Removes a directory, which must be empty. See man 2 rmdir for more information.


Sets the value of an environment variable. name is the name of an environment variable (i.e., without a leading “$”) and value is the value it is to have ($char(0) cannot be part of the value). If the name already has a value, then overwrite must be non-zero in order to replace the existing value. See man setenv for more information.


Takes a signal name (such as “SIGUSR1”) and provides its value in sigval. A non-zero return value means that no value was found for the name. Currently supported signames are



Obtains the value of the specified configuration option and saves it to value. The name argument needs to be a valid int understandable by sysconf() rather than a corresponding system-defined constant. For instance, _SC_ARG_MAX and _SC_2_VERSION’s values should be used for ARG_MAX and POSIX2_VERSION options, respectively. Note that for certain limits the value of -1 can be legitimately returned, indicating that there is no definite limit. See man sysconf for more information.


Takes a sysconf option name (such as “PAGESIZE”) and provides the corresponding _SC… value in sigval. A non-zero return value means that no value was found for the name. Currently supported sysconf options are

"ARG_MAX",          "BC_BASE_MAX",   "BC_DIM_MAX",      "BC_SCALE_MAX",    "BC_STRING_MAX",   "CHILD_MAX",


Takes a priority, format and message to log on the system log. Priority is itself an OR of a facility and a level. See man syslog for more information.


Takes a symbolic syslog facility or level name (e.g., “LOG_USER”) in syslogsymconst and returns its value in syslogsymval. A non-zero return value means that a value was not found. Currently supported values of syslogsymconst are



Sets the current user’s file mode creation mask and returns the previous mask in the second argument. See man umask for more information.


Unsets the value of an environment variable. See man umask for more information.


Updates the access and modification timestamps of a file. See man utimes for more information.

_ydbposixtest.m contains examples of use of the low level ydbposix interfaces.

The %ydbposix local variable

The ydbposix plugin uses the %ydbposix local variable to store information pertaining to POSIX external calls. For example, a call to $&regsymval^%ydbposix("REG_NOTBOL") that returns a numeric value also sets the node %ydbposix("regmatch","REG_NOTBOL") to that value. Subsequent calls to $$regsymval^%ydbposix("REG_NOTBOL") return the value stored in %ydbposix rather than calling out the low level function. This means that KILLs or NEWs that remove the value in %ydbposix, result in a call to the low level function, and SETs of values may cause inappropriate results from subsequent invocations.

If your application already uses %ydbposix for another purpose, you can edit _ydbposix.m and replace all occurrences of %ydbposix with another available local variable name.

Memory Usage Considerations

When $&ydbposix.regcomp() is called to compile a regular expression, it allocates needed memory, and returns a descriptor to the compiled code.
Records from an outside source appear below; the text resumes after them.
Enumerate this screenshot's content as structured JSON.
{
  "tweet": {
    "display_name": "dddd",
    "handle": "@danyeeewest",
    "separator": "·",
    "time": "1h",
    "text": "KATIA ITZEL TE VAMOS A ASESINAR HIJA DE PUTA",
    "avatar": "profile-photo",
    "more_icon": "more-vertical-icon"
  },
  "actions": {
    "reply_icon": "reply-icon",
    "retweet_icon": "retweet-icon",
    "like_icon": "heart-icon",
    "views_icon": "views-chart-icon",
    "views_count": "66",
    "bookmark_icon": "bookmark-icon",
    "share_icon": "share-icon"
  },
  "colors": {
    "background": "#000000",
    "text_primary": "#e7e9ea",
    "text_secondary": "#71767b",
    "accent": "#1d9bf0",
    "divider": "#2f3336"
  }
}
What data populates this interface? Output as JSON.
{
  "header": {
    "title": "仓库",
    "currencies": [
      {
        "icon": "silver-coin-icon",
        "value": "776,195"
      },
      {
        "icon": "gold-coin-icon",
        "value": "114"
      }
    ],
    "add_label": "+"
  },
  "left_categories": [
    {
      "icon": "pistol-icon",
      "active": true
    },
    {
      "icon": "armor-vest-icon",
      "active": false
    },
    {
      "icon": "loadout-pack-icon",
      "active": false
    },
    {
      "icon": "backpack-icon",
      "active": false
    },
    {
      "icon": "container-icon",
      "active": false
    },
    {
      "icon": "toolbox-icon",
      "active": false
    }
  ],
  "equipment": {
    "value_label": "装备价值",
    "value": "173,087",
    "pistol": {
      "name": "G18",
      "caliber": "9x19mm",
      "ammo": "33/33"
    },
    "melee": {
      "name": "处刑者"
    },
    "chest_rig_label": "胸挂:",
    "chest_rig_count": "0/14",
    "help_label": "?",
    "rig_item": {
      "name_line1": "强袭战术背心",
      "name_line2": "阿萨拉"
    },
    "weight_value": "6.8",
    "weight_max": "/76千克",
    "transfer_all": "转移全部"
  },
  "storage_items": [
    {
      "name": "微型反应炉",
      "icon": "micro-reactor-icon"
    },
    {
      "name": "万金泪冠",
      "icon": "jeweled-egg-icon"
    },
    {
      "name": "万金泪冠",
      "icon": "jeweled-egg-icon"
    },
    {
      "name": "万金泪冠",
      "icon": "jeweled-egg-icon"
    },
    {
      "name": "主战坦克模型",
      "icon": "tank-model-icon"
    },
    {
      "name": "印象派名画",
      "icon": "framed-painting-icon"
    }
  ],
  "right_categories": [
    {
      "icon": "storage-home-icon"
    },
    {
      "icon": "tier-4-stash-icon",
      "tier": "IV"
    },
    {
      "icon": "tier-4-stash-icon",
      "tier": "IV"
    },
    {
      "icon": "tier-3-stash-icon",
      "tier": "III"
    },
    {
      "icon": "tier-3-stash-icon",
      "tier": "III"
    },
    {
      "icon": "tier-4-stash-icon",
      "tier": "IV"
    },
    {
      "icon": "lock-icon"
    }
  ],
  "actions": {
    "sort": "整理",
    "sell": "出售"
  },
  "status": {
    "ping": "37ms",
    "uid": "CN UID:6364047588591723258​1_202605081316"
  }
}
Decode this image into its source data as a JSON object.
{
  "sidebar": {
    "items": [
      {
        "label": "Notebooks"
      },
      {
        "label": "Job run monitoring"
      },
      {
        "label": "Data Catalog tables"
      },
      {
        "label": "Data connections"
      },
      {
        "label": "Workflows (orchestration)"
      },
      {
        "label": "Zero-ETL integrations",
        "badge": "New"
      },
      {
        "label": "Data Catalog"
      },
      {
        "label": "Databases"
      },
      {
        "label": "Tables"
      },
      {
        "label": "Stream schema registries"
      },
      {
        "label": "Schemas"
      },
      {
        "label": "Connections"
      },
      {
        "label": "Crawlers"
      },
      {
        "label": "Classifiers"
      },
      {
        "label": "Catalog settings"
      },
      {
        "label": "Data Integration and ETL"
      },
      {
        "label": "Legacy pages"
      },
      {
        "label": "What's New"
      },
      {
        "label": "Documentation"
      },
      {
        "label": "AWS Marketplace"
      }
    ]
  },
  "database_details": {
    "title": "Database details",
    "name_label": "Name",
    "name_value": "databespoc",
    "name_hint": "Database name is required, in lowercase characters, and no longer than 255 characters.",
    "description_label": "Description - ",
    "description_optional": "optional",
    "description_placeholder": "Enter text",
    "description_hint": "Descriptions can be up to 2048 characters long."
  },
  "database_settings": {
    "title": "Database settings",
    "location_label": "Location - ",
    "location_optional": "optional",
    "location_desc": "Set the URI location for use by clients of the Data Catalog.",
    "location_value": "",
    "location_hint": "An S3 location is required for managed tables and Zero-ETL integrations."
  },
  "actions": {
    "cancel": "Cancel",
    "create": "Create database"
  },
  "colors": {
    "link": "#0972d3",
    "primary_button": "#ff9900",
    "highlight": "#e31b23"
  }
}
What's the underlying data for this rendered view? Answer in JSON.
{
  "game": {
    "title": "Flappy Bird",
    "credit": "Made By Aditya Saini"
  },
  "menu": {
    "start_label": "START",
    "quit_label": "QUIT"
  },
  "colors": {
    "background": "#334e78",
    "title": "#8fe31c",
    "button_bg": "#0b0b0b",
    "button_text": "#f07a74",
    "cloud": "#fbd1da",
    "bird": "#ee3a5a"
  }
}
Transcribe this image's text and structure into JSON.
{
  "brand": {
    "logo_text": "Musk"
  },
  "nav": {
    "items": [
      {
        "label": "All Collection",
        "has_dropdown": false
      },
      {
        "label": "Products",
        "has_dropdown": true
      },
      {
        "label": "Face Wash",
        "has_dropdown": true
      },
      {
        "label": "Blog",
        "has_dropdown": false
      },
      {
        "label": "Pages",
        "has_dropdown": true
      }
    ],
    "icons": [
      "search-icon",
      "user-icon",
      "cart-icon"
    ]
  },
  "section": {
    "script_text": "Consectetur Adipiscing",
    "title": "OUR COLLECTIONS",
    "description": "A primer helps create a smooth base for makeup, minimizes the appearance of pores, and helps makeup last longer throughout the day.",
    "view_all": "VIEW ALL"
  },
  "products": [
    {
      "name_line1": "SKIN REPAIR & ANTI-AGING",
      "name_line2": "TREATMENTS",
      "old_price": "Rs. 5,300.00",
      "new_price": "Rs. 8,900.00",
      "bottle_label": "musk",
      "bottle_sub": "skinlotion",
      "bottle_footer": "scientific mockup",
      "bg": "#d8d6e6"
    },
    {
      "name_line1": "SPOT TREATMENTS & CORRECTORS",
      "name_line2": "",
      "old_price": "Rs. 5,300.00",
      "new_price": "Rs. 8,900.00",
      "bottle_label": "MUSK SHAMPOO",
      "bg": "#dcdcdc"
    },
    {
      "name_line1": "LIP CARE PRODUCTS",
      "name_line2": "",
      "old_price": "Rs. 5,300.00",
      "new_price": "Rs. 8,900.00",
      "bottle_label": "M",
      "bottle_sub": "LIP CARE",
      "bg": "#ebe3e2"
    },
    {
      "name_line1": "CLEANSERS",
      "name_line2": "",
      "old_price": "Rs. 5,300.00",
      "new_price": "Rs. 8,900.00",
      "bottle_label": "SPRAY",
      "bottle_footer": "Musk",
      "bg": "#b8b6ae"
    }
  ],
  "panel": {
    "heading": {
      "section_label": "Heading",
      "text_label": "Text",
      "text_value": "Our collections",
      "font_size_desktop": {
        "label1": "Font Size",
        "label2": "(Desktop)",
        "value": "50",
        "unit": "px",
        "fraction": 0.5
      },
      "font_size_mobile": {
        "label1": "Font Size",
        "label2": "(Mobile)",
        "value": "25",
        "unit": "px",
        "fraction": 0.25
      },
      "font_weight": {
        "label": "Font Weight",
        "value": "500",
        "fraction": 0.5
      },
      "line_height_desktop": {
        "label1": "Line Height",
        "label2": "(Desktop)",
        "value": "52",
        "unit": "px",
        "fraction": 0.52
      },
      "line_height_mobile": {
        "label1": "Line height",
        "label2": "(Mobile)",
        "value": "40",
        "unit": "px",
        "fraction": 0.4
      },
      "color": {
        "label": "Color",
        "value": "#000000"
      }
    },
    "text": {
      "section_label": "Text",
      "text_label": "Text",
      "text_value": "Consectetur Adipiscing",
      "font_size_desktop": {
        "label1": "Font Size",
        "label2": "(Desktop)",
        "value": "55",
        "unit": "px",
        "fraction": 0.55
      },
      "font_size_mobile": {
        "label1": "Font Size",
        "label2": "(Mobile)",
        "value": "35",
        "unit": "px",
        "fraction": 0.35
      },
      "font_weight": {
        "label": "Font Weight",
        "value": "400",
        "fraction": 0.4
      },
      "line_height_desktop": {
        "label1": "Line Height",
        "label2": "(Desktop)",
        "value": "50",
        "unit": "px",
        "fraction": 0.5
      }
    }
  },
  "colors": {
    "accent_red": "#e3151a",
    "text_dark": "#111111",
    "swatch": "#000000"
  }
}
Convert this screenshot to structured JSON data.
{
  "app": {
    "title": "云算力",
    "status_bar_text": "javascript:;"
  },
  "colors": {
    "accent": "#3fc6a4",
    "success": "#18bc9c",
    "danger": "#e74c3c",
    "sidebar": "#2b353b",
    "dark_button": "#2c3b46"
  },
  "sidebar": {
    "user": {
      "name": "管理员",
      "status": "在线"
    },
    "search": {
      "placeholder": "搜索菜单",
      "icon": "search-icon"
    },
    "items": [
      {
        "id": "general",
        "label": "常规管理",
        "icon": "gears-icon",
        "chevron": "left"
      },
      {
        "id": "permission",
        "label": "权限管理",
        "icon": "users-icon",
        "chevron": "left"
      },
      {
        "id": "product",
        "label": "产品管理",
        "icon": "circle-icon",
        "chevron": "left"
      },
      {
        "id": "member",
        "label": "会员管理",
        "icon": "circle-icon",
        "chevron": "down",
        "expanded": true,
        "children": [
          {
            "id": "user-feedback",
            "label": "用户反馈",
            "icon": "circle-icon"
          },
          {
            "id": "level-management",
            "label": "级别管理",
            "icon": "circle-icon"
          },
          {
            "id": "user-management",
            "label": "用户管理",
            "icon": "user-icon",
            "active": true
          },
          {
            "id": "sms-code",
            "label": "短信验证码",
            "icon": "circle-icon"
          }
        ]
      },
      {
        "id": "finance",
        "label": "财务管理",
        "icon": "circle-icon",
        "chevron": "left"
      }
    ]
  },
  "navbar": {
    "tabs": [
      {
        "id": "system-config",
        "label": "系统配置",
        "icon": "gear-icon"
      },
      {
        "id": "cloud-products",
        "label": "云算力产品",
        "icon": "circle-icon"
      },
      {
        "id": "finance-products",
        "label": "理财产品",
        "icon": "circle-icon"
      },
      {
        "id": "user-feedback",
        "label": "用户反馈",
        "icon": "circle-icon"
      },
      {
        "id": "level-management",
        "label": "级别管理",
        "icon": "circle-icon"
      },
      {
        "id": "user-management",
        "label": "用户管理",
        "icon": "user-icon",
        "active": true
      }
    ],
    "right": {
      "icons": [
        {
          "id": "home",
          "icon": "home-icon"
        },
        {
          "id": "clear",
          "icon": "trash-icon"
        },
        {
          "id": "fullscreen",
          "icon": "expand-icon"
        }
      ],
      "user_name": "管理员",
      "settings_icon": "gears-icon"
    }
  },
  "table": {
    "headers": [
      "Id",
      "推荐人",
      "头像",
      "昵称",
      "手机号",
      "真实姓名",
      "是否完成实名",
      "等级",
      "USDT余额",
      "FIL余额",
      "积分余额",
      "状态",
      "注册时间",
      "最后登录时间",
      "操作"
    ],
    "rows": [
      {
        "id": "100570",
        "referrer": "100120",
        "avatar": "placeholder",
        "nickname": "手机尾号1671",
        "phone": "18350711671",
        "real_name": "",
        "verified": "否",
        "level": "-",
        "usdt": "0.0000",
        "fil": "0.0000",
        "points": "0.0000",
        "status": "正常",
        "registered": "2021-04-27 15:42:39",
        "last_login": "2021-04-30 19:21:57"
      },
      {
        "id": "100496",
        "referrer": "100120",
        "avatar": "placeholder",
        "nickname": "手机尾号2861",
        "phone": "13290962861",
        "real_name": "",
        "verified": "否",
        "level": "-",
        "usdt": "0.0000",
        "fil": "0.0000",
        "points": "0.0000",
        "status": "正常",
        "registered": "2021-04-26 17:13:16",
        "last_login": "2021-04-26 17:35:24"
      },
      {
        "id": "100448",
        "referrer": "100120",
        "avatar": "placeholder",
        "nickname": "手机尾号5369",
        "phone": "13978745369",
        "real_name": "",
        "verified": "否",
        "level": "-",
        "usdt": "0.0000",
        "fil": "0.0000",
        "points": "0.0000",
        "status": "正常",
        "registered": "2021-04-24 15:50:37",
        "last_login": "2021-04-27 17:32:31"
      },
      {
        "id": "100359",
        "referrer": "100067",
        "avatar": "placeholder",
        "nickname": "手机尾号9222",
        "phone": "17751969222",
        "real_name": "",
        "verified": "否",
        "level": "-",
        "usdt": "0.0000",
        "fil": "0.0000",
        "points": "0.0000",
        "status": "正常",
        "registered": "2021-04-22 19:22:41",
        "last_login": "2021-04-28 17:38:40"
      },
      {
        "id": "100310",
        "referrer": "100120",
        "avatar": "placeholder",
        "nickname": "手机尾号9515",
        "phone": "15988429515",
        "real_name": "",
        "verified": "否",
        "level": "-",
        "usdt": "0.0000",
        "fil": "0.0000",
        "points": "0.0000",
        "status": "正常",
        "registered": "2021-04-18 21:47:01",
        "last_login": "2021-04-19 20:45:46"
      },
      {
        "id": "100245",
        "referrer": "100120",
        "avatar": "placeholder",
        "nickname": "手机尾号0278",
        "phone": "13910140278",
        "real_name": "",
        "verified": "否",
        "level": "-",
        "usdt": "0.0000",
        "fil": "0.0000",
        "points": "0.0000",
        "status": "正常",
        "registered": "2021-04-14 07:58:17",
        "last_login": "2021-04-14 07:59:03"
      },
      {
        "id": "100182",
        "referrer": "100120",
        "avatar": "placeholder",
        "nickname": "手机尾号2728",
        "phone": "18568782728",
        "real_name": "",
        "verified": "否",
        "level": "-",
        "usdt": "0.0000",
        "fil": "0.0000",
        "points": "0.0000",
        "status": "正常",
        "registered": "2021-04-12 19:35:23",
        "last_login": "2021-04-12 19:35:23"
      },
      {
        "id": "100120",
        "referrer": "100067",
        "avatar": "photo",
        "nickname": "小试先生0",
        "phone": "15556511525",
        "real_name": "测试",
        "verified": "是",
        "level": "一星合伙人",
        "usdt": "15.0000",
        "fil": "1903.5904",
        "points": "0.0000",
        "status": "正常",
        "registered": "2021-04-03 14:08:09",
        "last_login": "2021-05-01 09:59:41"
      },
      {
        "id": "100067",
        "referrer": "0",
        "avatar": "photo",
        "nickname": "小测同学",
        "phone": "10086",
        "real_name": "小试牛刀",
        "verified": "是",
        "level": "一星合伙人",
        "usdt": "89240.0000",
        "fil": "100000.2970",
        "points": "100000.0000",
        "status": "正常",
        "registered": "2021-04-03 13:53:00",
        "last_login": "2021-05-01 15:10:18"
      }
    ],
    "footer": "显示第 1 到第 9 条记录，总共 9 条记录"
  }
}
Until a subsequent call to $&ydbposix.regfree() with that descriptor, the memory is retained. The high level regmatch^%ydbposix() entryref stores descriptors in %ydbposix("regmatch",...) nodes. If an application deletes or modifies these nodes prior to calling $&ydbposix.regfree() to release compiled regular expressions, that memory cannot be released during the life of the process. If your application uses scope management (using KILL and/or NEW) that adversely interacts with this, you should consider modifying _ydbposix.m to free the cached compiled regular expression immediately after the call to $&ydbposix.regexec(), or to store the descriptors in a global variable specific to the process, rather than in a local variable.

Error Handling

Entryrefs within ^%ydbposix except the top one (calling which is not meaningful), raise errors but do not set their own error handlers with $ETRAP or $ZTRAP. Application code error handlers should deal with these errors. In particular, note that non-zero function return values from $&ydbposix functions result in ZCSTATUSRET errors.

Look at the end of _ydbposix.m for errors raised by entryrefs in %ydbposix.